    These issues aside, is it worth getting the 7th edition if you have the 6th? From what I have read about the book, they are now including current prices. Are these simply based on the Spink catalogue with guess work on the less common varieties? Considering that the 6th edition came out not so long ago, it can appear that they are milking it somewhat.
  18. 1 point
  19. 1 point
    Yes, I have often wondered. In business over here in USA, such "enterprises" are labelled Loss Leaders - they serve as advertising for other high profit issues or are the backend of various contracts that must be fulfilled. These are opportunities for numismatists.
  20. 1 point
    Haven’t seen this in-hand, yet, but I’m expecting it to hold up pretty well. Bought from Eric Knowles of all people.
  21. 1 point
    I agree with the definition. It certainly seems reasonable to presume all post mint changes are graffiti. But how to know if it is post mint? I think that requires judgment based on whatever evidence we can glean. So I will keep an eye out for any further evidence as to whether the marking up practice was common in the Royal Mint. Here is another that seems to be “marked up” with a score line horizontally through the horse.
  22. 1 point
    Thanks. That is right. ESC lists it as 3357 R5. I also have a 1853 proof groat muled with the forth young head 3d obverse (attached). As these young head obverses did not appear until the late 1860’s and 70’s respectively, presumably the coins were some kind of restrike / hanky panky by the mint. That is why I wonder if the lines reflect some deliberate scoring by the mint - some kind of lining up muled parts as they experiment to create a new Frankenstein? The legend on the reverse of the 1862 is all over the place - with the U back to front!
  23. 1 point
    May as well hang a rarity around your neck if you’re going to! I’ve always had an old E1 sixpence on leather cord around mine…lost 2 along the way though! I often think of the pool attendant in Greece who’ll likely have stumbled across one of them!
  24. 1 point
    It has taken me about 10 years to completely remove from my vegetable plot.
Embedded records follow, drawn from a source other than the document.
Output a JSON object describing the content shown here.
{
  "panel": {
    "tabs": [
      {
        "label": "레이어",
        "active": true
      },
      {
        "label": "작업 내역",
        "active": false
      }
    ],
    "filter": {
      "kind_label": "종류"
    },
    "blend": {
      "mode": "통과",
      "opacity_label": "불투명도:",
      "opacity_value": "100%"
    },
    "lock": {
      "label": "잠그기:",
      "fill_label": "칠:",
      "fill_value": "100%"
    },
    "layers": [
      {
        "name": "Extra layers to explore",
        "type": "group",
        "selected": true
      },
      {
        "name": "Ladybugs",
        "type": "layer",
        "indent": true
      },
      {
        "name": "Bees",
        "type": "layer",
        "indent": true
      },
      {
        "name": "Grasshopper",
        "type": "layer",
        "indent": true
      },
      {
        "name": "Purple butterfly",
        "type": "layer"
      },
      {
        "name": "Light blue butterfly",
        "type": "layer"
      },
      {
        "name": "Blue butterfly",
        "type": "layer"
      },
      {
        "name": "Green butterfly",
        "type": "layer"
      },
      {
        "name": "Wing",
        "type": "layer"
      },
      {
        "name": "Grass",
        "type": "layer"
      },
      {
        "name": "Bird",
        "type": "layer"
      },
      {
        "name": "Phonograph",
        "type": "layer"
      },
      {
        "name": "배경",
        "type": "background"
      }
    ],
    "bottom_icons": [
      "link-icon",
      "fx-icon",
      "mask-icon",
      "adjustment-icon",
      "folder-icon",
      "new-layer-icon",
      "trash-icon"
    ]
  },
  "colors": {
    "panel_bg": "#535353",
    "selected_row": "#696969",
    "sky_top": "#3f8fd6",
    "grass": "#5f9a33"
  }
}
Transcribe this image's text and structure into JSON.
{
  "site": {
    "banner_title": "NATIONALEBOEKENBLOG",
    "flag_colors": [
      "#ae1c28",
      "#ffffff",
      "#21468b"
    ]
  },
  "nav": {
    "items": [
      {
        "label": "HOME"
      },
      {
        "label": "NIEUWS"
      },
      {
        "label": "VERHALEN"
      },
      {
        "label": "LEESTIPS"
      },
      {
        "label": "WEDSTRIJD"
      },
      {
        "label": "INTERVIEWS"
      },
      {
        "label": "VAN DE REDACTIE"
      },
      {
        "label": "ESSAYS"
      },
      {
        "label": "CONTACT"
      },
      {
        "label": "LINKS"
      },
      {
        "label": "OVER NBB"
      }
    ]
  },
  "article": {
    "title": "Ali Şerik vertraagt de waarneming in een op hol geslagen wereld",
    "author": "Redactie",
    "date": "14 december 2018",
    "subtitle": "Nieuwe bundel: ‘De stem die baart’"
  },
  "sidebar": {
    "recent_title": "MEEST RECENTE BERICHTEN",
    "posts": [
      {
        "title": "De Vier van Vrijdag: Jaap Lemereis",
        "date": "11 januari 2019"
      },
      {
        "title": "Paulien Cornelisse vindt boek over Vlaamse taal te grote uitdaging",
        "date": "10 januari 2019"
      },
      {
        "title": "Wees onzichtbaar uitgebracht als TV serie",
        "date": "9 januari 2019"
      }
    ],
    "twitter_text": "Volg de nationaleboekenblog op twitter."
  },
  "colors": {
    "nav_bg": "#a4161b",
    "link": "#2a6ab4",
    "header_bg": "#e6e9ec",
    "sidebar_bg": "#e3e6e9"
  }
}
After very little early success I decided not to grow vegetables one year and instead completely covered the vegetable plot with old 'hessian backed' carpets.............and it happily grew through those too!! I have managed to find weed killer which kills them if on the patio.............but clearly you cannot spray that over your vegetable plot.........so you just had to dig deep to get to the bottom of the roots as soon as they appear. They gradually disappear over the years with a lot of effort.
  25. 1 point
    Yep- a very very old plant- a relic of the Jurassic. I just kept pulling up each piece I saw and it gave up. Roots can only hold so much sugar to fuel new growth, and if you pull shoots before they have had time to photosynthesise much more sugar to replenish the root stores, it eventually just runs out of fuel. Same trick works with bind weed, but with both plants you have to really be on the case at least twice a week. One season, gone.